Pumped up by the great power coming to real estate buyers through the Internet (last post)? Okay, time to sit down.
The BusinessWeek cover story this week is all about adjustable-rate mortgages, and the trouble in store for people whose homes are financed with them:
The option adjustable rate mortgage (ARM) might be the riskiest and most complicated home loan product ever created. With its temptingly low minimum payments, the option ARM brought a whole new group of buyers into the housing market, extending the boom longer than it could have otherwise lasted, especially in the hottest markets. Suddenly, almost anyone could afford a home — or so they thought. The option ARM’s low payments are only temporary. And the less a borrower chooses to pay now, the more is tacked onto the balance.
The bill is coming due. Many of the option ARMs taken out in 2004 and 2005 are resetting at much higher payment schedules — often to the astonishment of people who thought the low installments were fixed for at least five years. And because home prices have leveled off, borrowers can’t count on rising equity to bail them out. What’s more, steep penalties prevent them from refinancing. The most diligent home buyers asked enough questions to know that option ARMs can be fraught with risk. But others, caught up in real estate mania, ignored or failed to appreciate the risk.
Of course, with the real estate boom like the Internet boom before it, the very same magazines proclaiming gloom and doom today were touting easy riches and inevitable growth just a couple of years ago. The article is worth reading, but remember when you read it that the stories magazines put on the cover are the ones they know will sell copies, and like terrorism and stars’ love lives, encroaching economic doom sells.

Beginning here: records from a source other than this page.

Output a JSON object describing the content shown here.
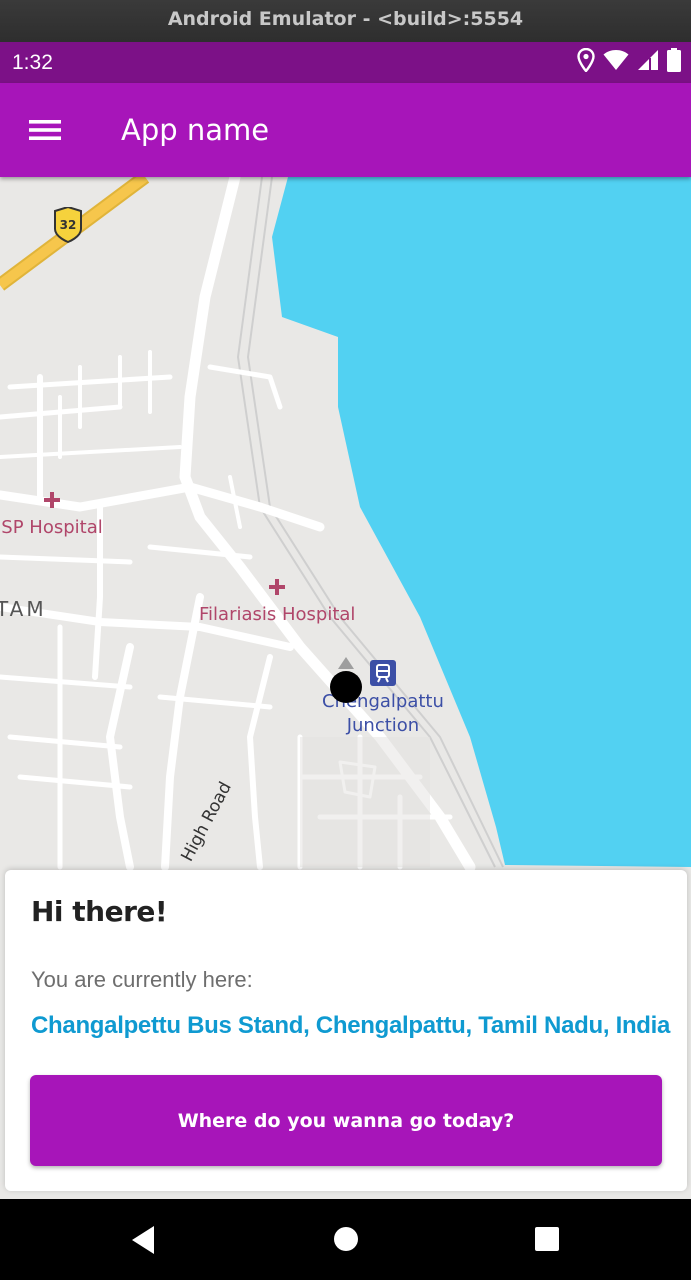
{
  "emulator": {
    "title": "Android Emulator - <build>:5554"
  },
  "status_bar": {
    "time": "1:32",
    "icons": [
      "location-icon",
      "wifi-icon",
      "signal-icon",
      "battery-icon"
    ]
  },
  "app_bar": {
    "menu_icon": "menu-icon",
    "title": "App name",
    "color": "#a715b9"
  },
  "map": {
    "route_shield": "32",
    "labels": {
      "hospital_1": "JSP Hospital",
      "hospital_2": "Filariasis Hospital",
      "area": "TAM",
      "junction_line1": "Chengalpattu",
      "junction_line2": "Junction",
      "road": "High Road"
    },
    "colors": {
      "water": "#52d1f2",
      "land": "#e9e8e6",
      "road": "#ffffff",
      "highway": "#f6c64c",
      "poi": "#b0466a",
      "transit": "#3c4fa6"
    }
  },
  "card": {
    "greeting": "Hi there!",
    "subtitle": "You are currently here:",
    "location": "Changalpettu Bus Stand, Chengalpattu, Tamil Nadu, India",
    "location_color": "#0f9ad1",
    "button_label": "Where do you wanna go today?"
  },
  "nav_bar": {
    "back": "back-icon",
    "home": "home-icon",
    "recents": "recents-icon"
  }
}
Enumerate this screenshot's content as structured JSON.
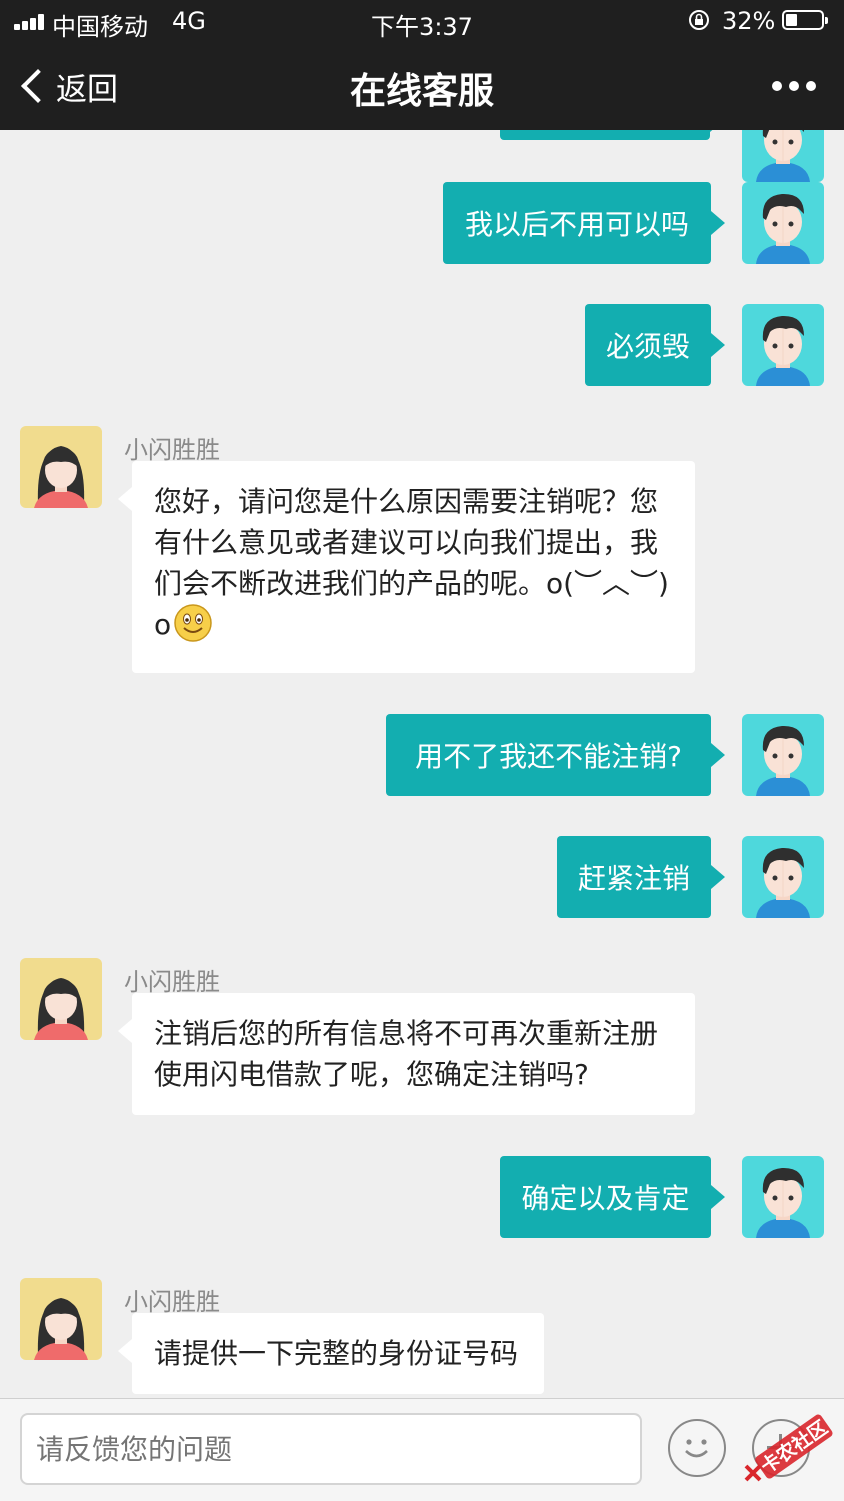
{
  "status_bar": {
    "carrier": "中国移动",
    "network": "4G",
    "time": "下午3:37",
    "battery_pct": "32%",
    "battery_level": 0.32
  },
  "nav": {
    "back_label": "返回",
    "title": "在线客服",
    "more_icon": "more-dots-icon"
  },
  "agent_name": "小闪胜胜",
  "messages": [
    {
      "side": "out",
      "text": "我以后不用可以吗"
    },
    {
      "side": "out",
      "text": "必须毁"
    },
    {
      "side": "in",
      "sender": "小闪胜胜",
      "lines": [
        "您好，请问您是什么原因需要注销呢？您",
        "有什么意见或者建议可以向我们提出，我",
        "们会不断改进我们的产品的呢。o(︶︿︶)",
        "o"
      ]
    },
    {
      "side": "out",
      "text": "用不了我还不能注销?"
    },
    {
      "side": "out",
      "text": "赶紧注销"
    },
    {
      "side": "in",
      "sender": "小闪胜胜",
      "lines": [
        "注销后您的所有信息将不可再次重新注册",
        "使用闪电借款了呢，您确定注销吗?"
      ]
    },
    {
      "side": "out",
      "text": "确定以及肯定"
    },
    {
      "side": "in",
      "sender": "小闪胜胜",
      "lines": [
        "请提供一下完整的身份证号码"
      ]
    }
  ],
  "input": {
    "placeholder": "请反馈您的问题"
  },
  "watermark": {
    "text": "卡农社区"
  },
  "colors": {
    "accent": "#13aeb0",
    "nav_bg": "#1f1f1f",
    "chat_bg": "#efefef"
  }
}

(One of the things I’ve had the most trouble with in desiging Wesabe is how to resist manias. The Internet is great at pulling out “The Wisdom of Crowds” and figuring out what a consensus of people believe to be true. Manias, however, are by definition very widely-believed but short-lived. The stock market hammered Warren Buffett when he opted out of Internet stocks in 1998-99, but then lauded him in 2001 when the bubble had burst and he was still standing. Can you make an Internet application that would help people have that long-term view? I’m still not sure.)